**Assigned task:** Print out the data below. Do not alter a single line.

**Information supplied:**
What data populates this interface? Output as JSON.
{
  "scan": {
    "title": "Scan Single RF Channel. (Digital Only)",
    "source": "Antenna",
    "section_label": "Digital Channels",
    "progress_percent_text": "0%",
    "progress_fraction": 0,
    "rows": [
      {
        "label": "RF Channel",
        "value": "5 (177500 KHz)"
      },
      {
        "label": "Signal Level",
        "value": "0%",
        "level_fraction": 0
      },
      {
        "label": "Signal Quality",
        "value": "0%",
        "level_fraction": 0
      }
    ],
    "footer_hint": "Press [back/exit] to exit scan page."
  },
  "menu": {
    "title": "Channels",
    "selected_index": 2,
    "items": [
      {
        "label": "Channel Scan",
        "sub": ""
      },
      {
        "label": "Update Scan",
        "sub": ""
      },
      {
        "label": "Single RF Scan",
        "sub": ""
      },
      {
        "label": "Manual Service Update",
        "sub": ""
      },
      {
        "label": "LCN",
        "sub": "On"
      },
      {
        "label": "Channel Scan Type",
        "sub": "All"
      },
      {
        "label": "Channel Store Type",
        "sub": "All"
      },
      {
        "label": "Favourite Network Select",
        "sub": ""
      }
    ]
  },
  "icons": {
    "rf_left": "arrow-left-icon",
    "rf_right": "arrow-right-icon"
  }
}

**Completed exercise:**
What data populates this interface? Output as JSON.
{
  "scan": {
    "title": "Scan Single RF Channel. (Digital Only)",
    "source": "Antenna",
    "section_label": "Digital Channels",
    "progress_percent_text": "0%",
    "progress_fraction": 0,
    "rows": [
      {
        "label": "RF Channel",
        "value": "5 (177500 KHz)"
      },
      {
        "label": "Signal Level",
        "value": "0%",
        "level_fraction": 0
      },
      {
        "label": "Signal Quality",
        "value": "0%",
        "level_fraction": 0
      }
    ],
    "footer_hint": "Press [back/exit] to exit scan page."
  },
  "menu": {
    "title": "Channels",
    "selected_index": 2,
    "items": [
      {
        "label": "Channel Scan",
        "sub": ""
      },
      {
        "label": "Update Scan",
        "sub": ""
      },
      {
        "label": "Single RF Scan",
        "sub": ""
      },
      {
        "label": "Manual Service Update",
        "sub": ""
      },
      {
        "label": "LCN",
        "sub": "On"
      },
      {
        "label": "Channel Scan Type",
        "sub": "All"
      },
      {
        "label": "Channel Store Type",
        "sub": "All"
      },
      {
        "label": "Favourite Network Select",
        "sub": ""
      }
    ]
  },
  "icons": {
    "rf_left": "arrow-left-icon",
    "rf_right": "arrow-right-icon"
  }
}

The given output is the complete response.